Jersey Jazzman, who writes a spirited anti-school reform blog (my favorite post is entitled “Zombies Eat Laura Waters’ Brain!”) has just been outed. He’s Mark Weber, a doctoral student who studies with Dr. Bruce Baker, the well-known school finance professor at the Graduate School of Education at Rutgers.
Weber’s anonymity ended on Friday when he and Baker released a report that is harshly critical of Newark Superintendent Cami Anderson’s One Newark Plan. One Newark intends to create a universal enrollment system among Newark residents, offering all families a menu of school choices that include both traditional and charter public schools. Also, Anderson intends to close down under-utilized school buildings.
I’ve only had a chance to look at the Executive Summary of the Weber/Baker report, but there’s a number of politically-slanted assumptions that seem odd for a report that claims to be an “empirical critique.”For example, Baker and Weber write:
- “Is underutilization a justification for closing and divesting NPS [Newark Public Schools] school properties?” (Um, "yes"?)
- “Schools slated for charter takeover and closure serve larger proportions of students who are black; those students and their families may have their rights abrogated if they choose to stay at a school that will now be run by a private entity.” (Hang on: how do public charter schools “abrogate rights?”)
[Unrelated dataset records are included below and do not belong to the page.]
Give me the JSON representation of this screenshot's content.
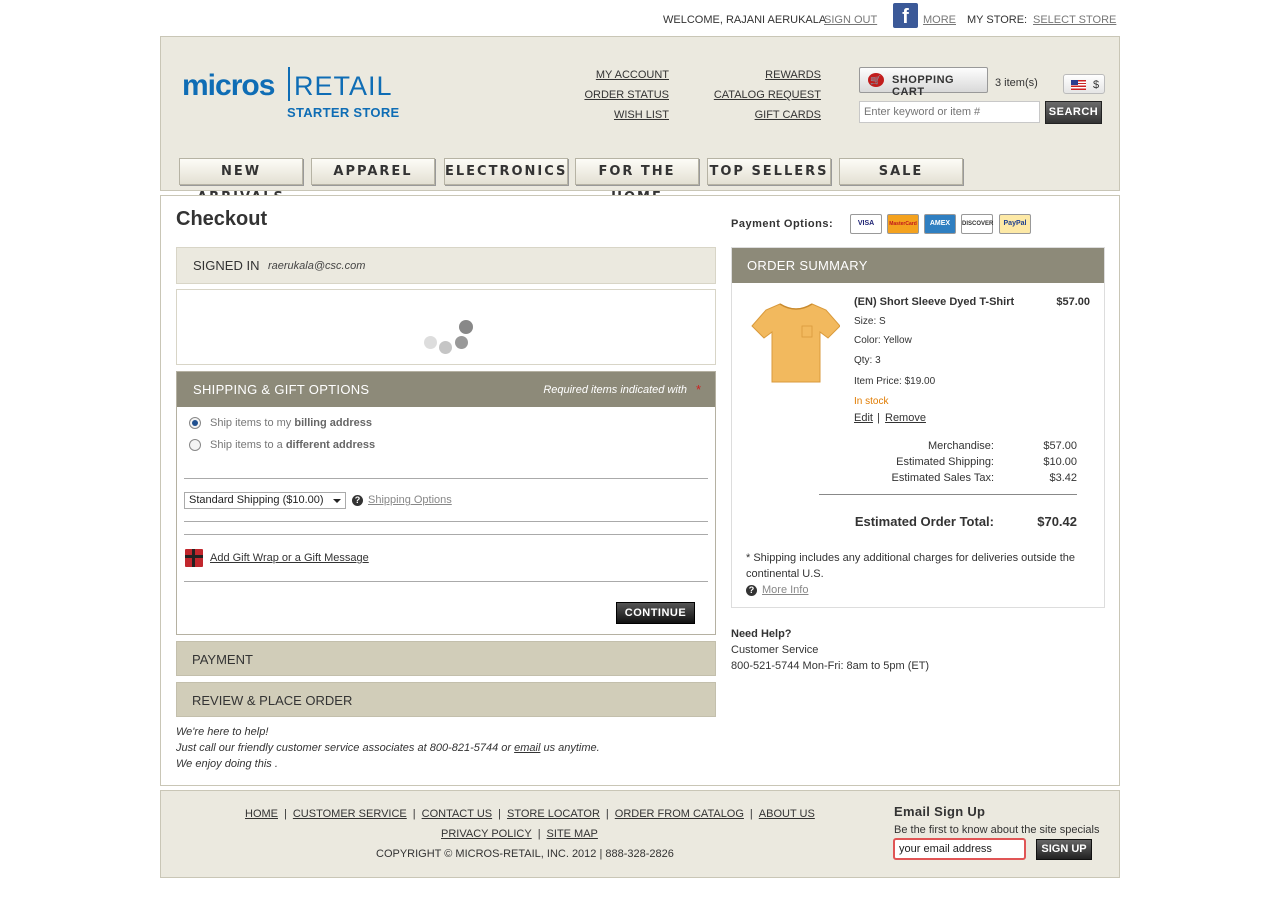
{
  "topbar": {
    "welcome": "WELCOME, RAJANI AERUKALA",
    "sign_out": "SIGN OUT",
    "more": "MORE",
    "my_store": "MY STORE:",
    "select_store": "SELECT STORE",
    "facebook_icon": "facebook-icon"
  },
  "logo": {
    "micros": "micros",
    "retail": "RETAIL",
    "starter": "STARTER STORE"
  },
  "header_links": {
    "my_account": "MY ACCOUNT",
    "order_status": "ORDER STATUS",
    "wish_list": "WISH LIST",
    "rewards": "REWARDS",
    "catalog_request": "CATALOG REQUEST",
    "gift_cards": "GIFT CARDS"
  },
  "cart": {
    "label": "SHOPPING CART",
    "count": "3 item(s)",
    "currency": "$"
  },
  "search": {
    "placeholder": "Enter keyword or item #",
    "button": "SEARCH"
  },
  "nav": [
    "NEW ARRIVALS",
    "APPAREL",
    "ELECTRONICS",
    "FOR THE HOME",
    "TOP SELLERS",
    "SALE"
  ],
  "checkout": {
    "title": "Checkout",
    "signed_in": {
      "label": "SIGNED IN",
      "email": "raerukala@csc.com"
    },
    "shipping": {
      "title": "SHIPPING & GIFT OPTIONS",
      "required_note": "Required items indicated with",
      "required_star": "*",
      "option1_prefix": "Ship items to my ",
      "option1_bold": "billing address",
      "option2_prefix": "Ship items to a ",
      "option2_bold": "different address",
      "method_selected": "Standard Shipping ($10.00)",
      "shipping_options_link": "Shipping Options",
      "gift_link": "Add Gift Wrap or a Gift Message",
      "continue": "CONTINUE"
    },
    "payment": "PAYMENT",
    "review": "REVIEW & PLACE ORDER",
    "help_lines": {
      "line1": "We're here to help!",
      "line2_prefix": "Just call our friendly customer service associates at 800-821-5744 or ",
      "line2_link": "email",
      "line2_suffix": " us anytime.",
      "line3": "We enjoy doing this ."
    }
  },
  "payment_options": {
    "label": "Payment Options:",
    "cards": [
      "VISA",
      "MasterCard",
      "AMEX",
      "DISCOVER",
      "PayPal"
    ]
  },
  "order_summary": {
    "title": "ORDER SUMMARY",
    "item": {
      "name": "(EN) Short Sleeve Dyed T-Shirt",
      "price": "$57.00",
      "size": "Size: S",
      "color": "Color: Yellow",
      "qty": "Qty: 3",
      "item_price": "Item Price: $19.00",
      "stock": "In stock",
      "edit": "Edit",
      "sep": "|",
      "remove": "Remove"
    },
    "totals": {
      "merch_label": "Merchandise:",
      "merch": "$57.00",
      "ship_label": "Estimated Shipping:",
      "ship": "$10.00",
      "tax_label": "Estimated Sales Tax:",
      "tax": "$3.42",
      "total_label": "Estimated Order Total:",
      "total": "$70.42"
    },
    "note": "* Shipping includes any additional charges for deliveries outside the continental U.S.",
    "more_info": "More Info"
  },
  "need_help": {
    "title": "Need Help?",
    "line1": "Customer Service",
    "line2": "800-521-5744 Mon-Fri: 8am to 5pm (ET)"
  },
  "footer": {
    "links_row1": [
      "HOME",
      "CUSTOMER SERVICE",
      "CONTACT US",
      "STORE LOCATOR",
      "ORDER FROM CATALOG",
      "ABOUT US"
    ],
    "links_row2": [
      "PRIVACY POLICY",
      "SITE MAP"
    ],
    "copyright": "COPYRIGHT © MICROS-RETAIL, INC. 2012 | 888-328-2826",
    "email_title": "Email Sign Up",
    "email_sub": "Be the first to know about the site specials",
    "email_value": "your email address",
    "signup": "SIGN UP"
  },
  "colors": {
    "header_bg": "#ebe9df",
    "panel_head": "#8d8a79",
    "panel_bar": "#d1cdb9",
    "brand_blue": "#0f6db5",
    "stock_orange": "#e07b00"
  }
}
Anyway, congratulations to Mr. Weber for his achievements, although I think either the student or the teacher should investigate the definition of "empirical."
- “Our analyses herein find that the assumption that charter takeover can solve the ills of certain district schools is specious at best. The charters in question, including TEAM academy, have never served populations like those in schools slated for takeover and have not produced superior current outcome levels relative to the populations they actually serve.” (Actually, TEAM has shown many times that it serves demographically similar cohorts as those in Newark's traditional schools and, indeed, its student outcomes are better.)